Stored data:
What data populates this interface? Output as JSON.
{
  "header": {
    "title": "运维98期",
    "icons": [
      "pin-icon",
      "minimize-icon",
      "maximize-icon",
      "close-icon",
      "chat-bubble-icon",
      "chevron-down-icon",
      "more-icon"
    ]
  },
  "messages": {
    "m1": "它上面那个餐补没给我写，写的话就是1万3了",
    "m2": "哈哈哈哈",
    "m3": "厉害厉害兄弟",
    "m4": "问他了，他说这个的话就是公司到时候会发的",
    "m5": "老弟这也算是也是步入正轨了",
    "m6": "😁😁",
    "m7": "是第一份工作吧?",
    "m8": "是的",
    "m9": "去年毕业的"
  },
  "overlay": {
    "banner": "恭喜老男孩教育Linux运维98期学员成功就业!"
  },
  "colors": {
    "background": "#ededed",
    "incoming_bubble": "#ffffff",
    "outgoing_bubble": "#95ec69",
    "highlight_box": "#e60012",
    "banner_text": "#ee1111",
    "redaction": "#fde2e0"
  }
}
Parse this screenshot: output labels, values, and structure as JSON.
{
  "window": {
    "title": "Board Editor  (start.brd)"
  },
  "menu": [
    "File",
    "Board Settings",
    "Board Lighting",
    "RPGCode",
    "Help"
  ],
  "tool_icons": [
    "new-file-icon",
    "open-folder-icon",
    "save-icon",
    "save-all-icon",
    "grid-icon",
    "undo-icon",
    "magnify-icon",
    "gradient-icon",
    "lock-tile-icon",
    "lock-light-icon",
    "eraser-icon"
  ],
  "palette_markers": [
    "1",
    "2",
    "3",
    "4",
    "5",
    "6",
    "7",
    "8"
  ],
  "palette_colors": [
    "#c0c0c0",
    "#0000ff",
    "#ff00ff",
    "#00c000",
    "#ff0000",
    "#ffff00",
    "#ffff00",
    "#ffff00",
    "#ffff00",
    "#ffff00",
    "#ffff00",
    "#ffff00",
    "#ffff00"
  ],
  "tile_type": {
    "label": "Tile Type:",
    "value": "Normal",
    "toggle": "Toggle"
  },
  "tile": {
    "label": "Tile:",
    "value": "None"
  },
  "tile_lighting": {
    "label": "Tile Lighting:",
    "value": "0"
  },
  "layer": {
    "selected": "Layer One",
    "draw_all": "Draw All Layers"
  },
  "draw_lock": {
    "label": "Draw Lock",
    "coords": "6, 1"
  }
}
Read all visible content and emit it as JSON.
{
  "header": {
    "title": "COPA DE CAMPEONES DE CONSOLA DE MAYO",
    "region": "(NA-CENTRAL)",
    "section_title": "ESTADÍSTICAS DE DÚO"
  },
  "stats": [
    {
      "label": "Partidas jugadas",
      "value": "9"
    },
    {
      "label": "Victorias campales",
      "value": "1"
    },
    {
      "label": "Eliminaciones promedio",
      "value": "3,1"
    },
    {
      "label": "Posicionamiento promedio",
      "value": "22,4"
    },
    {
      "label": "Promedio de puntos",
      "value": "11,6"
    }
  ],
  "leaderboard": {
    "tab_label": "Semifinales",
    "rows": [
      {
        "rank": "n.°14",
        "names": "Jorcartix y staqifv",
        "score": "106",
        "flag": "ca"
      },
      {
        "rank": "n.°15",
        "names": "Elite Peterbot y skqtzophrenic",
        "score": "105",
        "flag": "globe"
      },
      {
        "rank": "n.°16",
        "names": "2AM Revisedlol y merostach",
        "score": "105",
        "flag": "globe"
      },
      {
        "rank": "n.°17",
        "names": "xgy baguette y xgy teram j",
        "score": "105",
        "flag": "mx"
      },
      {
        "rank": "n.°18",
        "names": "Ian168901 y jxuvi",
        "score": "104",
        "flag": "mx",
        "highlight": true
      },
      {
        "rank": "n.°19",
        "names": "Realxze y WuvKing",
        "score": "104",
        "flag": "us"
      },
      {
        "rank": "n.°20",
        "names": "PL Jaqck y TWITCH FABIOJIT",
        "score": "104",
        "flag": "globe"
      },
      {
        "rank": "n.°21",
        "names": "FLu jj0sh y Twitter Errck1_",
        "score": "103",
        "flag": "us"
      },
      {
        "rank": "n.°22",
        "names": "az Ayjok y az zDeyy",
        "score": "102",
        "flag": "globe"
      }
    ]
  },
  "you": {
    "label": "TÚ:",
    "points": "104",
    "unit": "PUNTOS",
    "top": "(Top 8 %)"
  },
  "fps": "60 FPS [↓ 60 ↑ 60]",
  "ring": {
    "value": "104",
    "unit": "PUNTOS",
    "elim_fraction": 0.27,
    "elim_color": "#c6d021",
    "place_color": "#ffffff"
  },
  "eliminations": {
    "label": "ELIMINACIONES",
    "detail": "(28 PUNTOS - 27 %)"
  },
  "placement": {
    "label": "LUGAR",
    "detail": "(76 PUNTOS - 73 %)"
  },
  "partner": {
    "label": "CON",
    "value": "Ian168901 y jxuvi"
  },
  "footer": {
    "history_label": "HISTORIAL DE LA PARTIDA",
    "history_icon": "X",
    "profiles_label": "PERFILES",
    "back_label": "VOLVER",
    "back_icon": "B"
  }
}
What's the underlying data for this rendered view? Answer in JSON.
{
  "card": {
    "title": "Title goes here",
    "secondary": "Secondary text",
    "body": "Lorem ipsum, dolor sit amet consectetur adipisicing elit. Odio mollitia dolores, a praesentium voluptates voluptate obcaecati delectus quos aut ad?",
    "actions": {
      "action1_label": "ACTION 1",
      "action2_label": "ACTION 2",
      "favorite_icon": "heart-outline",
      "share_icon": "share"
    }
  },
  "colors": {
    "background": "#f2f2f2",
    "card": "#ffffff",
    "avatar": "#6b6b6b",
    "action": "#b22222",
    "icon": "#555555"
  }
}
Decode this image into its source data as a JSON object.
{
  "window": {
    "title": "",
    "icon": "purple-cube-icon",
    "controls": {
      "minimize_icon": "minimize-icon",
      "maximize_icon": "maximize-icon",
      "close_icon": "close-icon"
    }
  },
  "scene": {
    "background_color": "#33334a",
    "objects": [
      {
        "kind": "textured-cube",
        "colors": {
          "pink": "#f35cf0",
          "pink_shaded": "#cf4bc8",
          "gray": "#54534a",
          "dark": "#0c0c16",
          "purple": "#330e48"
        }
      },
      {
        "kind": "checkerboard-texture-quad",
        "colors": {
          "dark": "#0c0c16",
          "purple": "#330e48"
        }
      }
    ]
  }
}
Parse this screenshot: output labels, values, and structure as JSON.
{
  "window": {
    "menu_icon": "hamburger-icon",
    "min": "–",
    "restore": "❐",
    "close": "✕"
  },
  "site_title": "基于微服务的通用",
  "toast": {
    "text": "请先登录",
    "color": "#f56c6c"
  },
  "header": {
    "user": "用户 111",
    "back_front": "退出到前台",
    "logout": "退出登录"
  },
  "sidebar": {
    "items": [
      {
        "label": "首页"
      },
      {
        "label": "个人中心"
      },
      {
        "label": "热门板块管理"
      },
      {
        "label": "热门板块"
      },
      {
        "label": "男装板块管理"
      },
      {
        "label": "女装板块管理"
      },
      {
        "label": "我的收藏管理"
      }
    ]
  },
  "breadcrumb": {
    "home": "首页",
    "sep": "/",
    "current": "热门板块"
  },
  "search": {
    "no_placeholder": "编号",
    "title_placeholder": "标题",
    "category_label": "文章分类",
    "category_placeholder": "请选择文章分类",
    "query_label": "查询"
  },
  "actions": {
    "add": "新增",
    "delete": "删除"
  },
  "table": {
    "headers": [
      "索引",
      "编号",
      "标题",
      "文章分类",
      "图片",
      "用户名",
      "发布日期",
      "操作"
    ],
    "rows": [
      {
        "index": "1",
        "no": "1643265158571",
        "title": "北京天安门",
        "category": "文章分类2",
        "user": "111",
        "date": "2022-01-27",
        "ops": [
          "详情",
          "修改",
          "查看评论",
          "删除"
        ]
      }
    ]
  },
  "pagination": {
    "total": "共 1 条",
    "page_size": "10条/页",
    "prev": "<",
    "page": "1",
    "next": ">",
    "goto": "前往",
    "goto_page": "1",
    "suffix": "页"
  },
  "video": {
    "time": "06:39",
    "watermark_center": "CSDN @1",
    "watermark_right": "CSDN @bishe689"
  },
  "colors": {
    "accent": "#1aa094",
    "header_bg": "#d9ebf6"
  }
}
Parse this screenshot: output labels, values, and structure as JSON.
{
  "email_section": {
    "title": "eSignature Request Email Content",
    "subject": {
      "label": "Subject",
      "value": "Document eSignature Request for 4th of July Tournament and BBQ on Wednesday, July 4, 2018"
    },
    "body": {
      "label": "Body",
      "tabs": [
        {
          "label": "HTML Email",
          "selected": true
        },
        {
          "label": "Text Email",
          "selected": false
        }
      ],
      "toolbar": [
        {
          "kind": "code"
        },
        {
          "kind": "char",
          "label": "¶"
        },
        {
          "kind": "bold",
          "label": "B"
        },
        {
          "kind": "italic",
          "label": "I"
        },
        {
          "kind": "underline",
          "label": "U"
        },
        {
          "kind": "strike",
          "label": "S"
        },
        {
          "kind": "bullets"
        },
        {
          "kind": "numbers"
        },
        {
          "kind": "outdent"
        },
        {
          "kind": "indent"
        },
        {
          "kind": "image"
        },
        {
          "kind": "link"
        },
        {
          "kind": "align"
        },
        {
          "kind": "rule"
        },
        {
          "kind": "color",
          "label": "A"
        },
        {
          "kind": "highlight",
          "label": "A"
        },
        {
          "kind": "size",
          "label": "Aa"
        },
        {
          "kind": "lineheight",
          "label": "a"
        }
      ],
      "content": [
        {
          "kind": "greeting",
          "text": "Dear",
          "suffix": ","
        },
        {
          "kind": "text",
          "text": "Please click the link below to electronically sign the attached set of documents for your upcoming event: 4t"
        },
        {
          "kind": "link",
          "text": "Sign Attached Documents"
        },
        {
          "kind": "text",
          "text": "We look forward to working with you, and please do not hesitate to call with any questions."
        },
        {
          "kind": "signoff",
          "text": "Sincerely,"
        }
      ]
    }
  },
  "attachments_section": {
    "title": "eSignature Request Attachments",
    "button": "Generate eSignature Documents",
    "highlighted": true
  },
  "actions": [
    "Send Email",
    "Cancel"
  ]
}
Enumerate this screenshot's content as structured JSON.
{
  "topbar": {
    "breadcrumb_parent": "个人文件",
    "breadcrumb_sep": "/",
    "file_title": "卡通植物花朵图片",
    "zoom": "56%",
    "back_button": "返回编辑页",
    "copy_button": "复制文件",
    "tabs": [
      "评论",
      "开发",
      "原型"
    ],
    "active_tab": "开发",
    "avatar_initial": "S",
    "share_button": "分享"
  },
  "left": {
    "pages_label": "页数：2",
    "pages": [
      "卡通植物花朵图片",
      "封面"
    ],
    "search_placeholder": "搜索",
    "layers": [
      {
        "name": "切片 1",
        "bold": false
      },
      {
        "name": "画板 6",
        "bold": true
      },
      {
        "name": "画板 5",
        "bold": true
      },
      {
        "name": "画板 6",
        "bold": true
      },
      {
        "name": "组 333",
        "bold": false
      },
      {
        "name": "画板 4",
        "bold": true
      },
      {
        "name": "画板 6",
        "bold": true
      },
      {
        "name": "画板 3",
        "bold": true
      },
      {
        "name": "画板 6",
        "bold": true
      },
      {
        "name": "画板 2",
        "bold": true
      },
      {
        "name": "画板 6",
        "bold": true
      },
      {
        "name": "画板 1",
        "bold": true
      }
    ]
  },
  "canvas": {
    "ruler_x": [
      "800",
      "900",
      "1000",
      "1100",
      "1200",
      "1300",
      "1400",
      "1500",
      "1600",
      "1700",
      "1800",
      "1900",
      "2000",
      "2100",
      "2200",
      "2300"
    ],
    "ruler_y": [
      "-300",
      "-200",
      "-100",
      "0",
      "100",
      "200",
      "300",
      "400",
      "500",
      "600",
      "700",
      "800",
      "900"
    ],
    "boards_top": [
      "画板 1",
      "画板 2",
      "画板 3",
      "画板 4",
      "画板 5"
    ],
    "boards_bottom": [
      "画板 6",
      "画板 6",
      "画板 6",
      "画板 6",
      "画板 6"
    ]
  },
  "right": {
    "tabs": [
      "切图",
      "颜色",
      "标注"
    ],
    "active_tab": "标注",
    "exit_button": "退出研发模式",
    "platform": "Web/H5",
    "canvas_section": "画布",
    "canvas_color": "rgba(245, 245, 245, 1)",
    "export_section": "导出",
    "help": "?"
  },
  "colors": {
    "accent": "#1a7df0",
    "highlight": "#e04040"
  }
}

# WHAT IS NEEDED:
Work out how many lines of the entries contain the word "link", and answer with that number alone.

# EXPECTED OUTPUT:
3